Our interest here is in how it will play out as additive manufacturing finds its place on the big, noisy, hectic, high(er)-volume factory floor.

I've visited with these machine builders—mostly at trade events—and automation and controls aren't what they want to talk about. Most of the control system is in-house-designed, with third-tier, often COTS-level components, and the controlling software is proprietary and guarded intellectual property.

The builders are pretty much repelled by the idea of entering into a world of standards-based, open-architecture automation, where they fear that their unique secrets would lose their edge.

[pullquoteBut it seems that if this segment is to include a more mainstream, higher volume, cost-competitive environment—and I think it'll have to in order to keep its overheads in line—then it will have to alter its automation strategies.

That seems inevitable, since it's no different from the way that just about every machine building segment eventually realized that the homegrown automation that it knew so well and protected so diligently eventually couldn't keep up with the market demands placed on it.

]I expect we'll hear more about this from our automation supplier community, although for now, there hasn't been much chatter about an increasing role for them in this biz.
 
The Gartner Group says technology moves through "Hype Cycles," the five stages in its adoption before it firmly roots or dies a quiet death. The phases are Technology Trigger, Peak of Inflated Expectations, Trough of Disillusionment, Slope of Enlightenment and Plateau of Productivity.

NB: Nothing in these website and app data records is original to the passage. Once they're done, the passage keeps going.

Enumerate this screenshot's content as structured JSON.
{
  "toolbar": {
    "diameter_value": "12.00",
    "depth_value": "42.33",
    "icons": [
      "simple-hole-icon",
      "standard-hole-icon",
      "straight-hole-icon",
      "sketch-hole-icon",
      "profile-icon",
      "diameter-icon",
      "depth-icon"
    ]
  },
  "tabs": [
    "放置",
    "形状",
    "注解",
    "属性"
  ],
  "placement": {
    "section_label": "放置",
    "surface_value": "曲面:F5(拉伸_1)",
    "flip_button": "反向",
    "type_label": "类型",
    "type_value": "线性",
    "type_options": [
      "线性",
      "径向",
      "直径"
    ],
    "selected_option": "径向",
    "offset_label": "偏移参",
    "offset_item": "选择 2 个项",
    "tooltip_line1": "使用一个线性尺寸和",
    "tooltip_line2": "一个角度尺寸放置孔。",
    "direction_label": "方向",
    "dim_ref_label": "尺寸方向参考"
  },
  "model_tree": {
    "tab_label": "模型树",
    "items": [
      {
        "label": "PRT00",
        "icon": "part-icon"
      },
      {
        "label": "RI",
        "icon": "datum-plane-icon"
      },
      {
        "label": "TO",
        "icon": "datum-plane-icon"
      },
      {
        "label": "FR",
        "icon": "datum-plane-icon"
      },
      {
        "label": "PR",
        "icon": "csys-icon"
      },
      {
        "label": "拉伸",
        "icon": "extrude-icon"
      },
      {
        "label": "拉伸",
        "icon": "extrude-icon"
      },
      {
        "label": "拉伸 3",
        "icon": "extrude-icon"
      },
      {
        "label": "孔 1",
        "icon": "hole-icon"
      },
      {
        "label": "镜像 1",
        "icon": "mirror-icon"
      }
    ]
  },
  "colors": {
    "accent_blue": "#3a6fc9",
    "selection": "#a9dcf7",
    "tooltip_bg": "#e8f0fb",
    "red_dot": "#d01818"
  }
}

Maybe we're expecting too much, too soon, but technology can move through phases pretty fast. Anyway, we plan to watch and report about all of this. We'd love to hear what some of you builders, whose markets could be disrupted by an additive manufacturing alternative, think about this right now.